## WHAT YOU WILL DO
Determine the number of lines in the listing below that hold the word "handle". Write the number alone.

## PROVIDED RECORDS
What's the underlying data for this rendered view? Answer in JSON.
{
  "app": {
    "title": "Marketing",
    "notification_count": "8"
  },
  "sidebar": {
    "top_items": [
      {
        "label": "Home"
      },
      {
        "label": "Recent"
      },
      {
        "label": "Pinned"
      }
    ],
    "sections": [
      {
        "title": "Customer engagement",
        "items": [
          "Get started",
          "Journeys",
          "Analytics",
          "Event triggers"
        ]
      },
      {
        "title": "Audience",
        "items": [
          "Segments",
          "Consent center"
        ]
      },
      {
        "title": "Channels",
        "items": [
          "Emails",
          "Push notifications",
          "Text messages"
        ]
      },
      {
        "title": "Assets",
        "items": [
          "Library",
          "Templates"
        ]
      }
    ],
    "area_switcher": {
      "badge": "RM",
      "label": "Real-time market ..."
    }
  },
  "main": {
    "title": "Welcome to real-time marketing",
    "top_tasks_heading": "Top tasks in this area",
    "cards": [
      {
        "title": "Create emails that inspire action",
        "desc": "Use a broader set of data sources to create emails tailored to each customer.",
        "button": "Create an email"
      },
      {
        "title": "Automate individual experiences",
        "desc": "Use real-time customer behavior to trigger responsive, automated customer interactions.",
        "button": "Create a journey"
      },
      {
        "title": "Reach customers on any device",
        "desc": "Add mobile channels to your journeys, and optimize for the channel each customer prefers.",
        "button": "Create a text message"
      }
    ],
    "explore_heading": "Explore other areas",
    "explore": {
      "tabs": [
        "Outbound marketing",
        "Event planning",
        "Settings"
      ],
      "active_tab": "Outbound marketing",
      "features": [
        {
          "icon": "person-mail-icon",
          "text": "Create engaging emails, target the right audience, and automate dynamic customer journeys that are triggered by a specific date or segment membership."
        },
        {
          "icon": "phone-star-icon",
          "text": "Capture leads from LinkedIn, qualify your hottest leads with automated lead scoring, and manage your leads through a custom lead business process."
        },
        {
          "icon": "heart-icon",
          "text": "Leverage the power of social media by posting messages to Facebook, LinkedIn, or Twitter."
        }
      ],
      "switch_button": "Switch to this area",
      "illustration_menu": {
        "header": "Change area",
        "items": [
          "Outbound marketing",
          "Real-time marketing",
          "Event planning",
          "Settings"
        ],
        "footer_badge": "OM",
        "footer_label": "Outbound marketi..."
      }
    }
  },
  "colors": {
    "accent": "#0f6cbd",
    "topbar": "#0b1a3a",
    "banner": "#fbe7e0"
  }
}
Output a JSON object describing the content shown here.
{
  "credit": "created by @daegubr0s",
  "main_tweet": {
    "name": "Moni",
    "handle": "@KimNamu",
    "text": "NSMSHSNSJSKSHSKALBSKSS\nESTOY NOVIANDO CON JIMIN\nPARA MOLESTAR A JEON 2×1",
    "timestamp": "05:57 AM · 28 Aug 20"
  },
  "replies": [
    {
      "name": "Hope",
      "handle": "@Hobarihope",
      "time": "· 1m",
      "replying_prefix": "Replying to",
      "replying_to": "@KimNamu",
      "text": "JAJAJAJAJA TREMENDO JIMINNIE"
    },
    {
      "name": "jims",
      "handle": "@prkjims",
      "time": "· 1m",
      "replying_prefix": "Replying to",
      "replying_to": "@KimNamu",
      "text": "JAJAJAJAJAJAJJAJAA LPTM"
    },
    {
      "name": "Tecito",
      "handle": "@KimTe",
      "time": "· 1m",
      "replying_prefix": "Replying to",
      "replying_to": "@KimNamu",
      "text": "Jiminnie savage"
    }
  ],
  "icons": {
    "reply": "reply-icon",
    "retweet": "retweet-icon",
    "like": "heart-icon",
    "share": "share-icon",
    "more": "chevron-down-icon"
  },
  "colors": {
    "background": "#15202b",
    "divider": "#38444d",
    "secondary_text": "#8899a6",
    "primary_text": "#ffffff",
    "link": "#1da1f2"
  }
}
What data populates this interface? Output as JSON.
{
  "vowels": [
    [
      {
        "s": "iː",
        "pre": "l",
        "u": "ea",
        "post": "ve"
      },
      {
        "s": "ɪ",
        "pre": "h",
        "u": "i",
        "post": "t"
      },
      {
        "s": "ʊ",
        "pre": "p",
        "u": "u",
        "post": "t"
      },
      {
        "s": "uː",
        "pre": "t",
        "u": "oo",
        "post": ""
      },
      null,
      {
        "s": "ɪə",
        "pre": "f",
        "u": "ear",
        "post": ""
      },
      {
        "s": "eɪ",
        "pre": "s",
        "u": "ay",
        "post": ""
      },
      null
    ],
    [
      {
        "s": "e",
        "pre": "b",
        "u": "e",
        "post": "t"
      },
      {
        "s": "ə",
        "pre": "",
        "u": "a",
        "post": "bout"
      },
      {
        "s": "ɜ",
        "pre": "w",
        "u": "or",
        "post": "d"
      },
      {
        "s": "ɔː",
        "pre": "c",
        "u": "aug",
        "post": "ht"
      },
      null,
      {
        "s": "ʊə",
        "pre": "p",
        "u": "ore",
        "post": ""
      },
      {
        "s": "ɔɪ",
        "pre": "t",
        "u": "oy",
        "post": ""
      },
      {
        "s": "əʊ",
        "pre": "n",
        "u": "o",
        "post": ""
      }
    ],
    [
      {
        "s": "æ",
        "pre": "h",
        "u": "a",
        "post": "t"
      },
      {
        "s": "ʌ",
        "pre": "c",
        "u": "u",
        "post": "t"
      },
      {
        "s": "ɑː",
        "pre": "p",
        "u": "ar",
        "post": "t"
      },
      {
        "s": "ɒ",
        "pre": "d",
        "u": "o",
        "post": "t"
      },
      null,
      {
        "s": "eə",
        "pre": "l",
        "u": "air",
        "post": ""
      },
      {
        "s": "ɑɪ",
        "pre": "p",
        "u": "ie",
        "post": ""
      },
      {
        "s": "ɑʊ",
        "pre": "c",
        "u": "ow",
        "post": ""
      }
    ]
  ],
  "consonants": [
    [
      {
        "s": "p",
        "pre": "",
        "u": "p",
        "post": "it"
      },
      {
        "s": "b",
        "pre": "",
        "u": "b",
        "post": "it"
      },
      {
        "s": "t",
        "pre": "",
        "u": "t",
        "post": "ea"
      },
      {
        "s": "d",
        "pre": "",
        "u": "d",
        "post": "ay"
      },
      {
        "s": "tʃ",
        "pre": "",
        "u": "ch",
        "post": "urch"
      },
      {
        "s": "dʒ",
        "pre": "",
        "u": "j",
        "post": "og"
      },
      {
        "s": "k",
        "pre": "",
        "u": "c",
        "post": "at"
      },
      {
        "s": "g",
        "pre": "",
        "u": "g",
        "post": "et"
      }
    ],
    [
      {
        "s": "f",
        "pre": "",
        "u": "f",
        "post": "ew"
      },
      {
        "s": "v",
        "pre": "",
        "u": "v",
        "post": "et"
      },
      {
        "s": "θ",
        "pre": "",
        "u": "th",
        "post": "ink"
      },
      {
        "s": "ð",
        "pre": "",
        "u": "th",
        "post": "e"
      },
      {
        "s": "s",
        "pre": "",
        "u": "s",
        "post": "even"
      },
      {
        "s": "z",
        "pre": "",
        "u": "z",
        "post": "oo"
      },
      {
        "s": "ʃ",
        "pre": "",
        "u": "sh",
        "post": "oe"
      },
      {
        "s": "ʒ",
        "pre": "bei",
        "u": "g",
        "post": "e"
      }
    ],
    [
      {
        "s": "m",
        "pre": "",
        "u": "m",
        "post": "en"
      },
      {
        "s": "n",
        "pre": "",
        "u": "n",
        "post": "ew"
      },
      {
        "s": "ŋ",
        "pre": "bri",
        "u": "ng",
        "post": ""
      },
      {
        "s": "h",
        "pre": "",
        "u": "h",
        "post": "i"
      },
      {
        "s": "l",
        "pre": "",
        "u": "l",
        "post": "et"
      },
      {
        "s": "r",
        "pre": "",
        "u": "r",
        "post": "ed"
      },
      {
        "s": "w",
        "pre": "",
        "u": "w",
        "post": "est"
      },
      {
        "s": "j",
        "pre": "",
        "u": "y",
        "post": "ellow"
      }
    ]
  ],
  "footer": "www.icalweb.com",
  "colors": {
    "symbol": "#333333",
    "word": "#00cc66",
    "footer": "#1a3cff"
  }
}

## THE COMPLETED TASK
4